## [Dataset]
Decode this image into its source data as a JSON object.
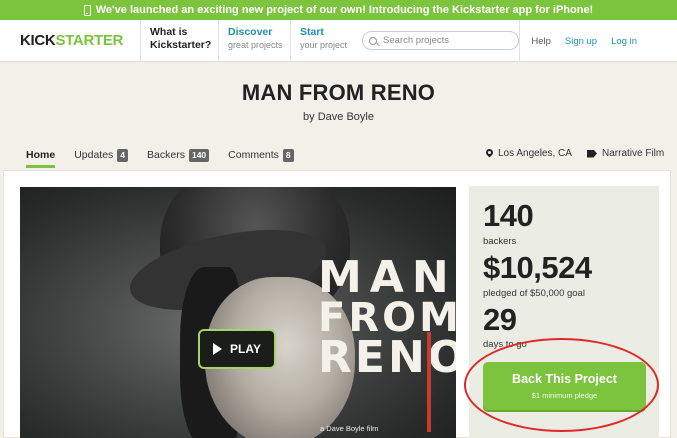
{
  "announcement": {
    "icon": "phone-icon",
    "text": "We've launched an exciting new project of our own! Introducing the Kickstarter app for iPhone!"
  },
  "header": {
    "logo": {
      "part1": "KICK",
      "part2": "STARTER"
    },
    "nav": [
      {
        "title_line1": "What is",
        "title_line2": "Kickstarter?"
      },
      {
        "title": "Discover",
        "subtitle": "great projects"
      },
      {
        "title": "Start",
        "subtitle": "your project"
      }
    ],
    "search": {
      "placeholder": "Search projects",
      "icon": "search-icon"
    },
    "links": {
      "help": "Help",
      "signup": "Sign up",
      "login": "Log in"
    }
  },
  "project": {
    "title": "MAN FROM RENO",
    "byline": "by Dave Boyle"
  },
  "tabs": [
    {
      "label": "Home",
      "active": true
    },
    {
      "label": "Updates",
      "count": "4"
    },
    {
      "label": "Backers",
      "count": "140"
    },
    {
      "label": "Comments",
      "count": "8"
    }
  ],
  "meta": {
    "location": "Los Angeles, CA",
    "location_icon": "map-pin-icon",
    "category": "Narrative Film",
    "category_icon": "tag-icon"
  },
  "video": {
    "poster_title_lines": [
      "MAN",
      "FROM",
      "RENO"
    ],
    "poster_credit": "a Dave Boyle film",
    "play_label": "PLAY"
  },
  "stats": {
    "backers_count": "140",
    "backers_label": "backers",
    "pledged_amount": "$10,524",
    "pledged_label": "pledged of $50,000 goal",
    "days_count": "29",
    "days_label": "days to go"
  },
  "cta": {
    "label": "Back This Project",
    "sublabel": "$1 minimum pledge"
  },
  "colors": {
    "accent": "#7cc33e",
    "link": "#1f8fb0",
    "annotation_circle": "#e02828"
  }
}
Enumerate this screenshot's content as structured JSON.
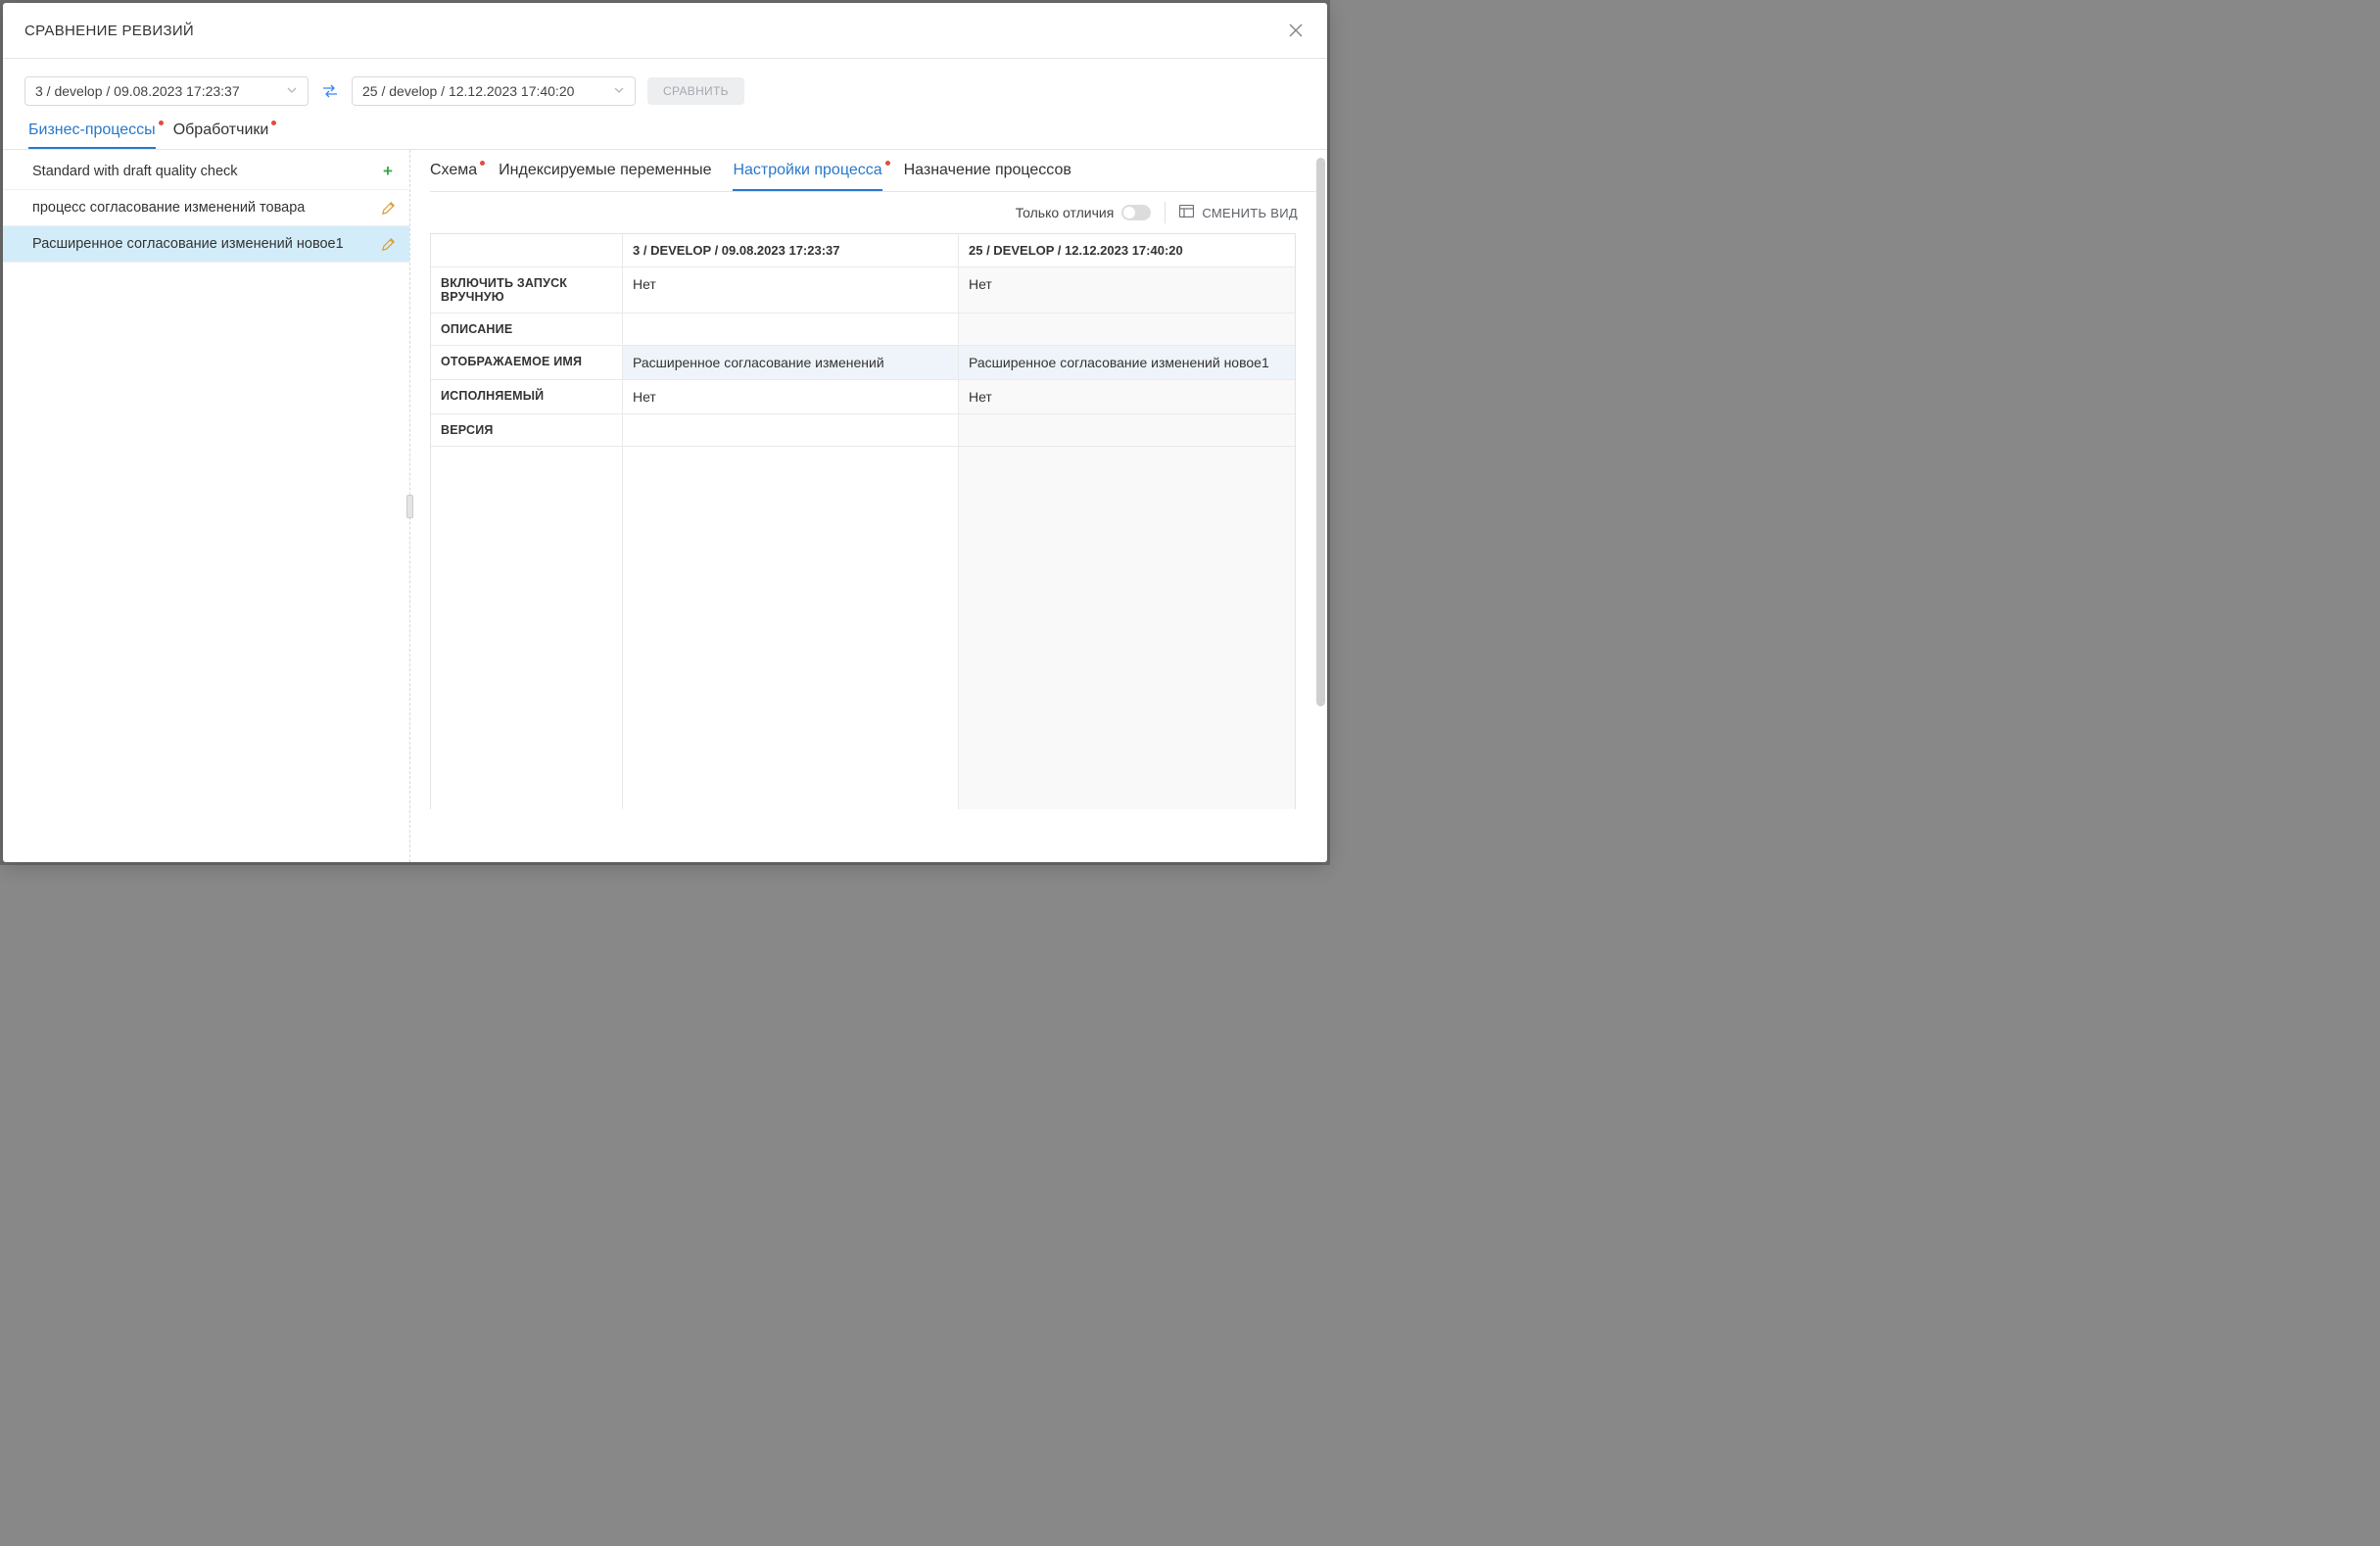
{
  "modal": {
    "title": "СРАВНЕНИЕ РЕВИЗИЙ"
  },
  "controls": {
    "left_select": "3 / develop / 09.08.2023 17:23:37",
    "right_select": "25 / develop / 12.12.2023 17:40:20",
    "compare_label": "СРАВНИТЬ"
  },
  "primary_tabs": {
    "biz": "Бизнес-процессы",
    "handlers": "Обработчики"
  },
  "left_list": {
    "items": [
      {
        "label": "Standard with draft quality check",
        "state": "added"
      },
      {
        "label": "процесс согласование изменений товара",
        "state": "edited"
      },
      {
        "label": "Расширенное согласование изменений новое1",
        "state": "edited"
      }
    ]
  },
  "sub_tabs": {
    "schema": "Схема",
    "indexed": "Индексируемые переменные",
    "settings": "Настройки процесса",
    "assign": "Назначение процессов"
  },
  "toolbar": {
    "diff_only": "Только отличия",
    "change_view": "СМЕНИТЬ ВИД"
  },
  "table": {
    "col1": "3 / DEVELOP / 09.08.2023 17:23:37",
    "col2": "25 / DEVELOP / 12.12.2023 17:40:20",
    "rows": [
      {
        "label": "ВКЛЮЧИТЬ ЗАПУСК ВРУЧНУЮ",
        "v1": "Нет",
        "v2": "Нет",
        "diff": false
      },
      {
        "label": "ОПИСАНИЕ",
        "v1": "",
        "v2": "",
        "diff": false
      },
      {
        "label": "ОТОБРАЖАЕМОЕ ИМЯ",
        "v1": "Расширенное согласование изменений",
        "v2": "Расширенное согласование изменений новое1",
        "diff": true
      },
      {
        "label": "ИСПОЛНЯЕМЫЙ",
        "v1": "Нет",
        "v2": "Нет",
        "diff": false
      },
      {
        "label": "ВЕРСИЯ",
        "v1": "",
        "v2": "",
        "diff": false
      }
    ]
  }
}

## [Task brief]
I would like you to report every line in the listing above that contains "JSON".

## [Answer to this problem]
Decode this image into its source data as a JSON object.
Enumerate this screenshot's content as structured JSON.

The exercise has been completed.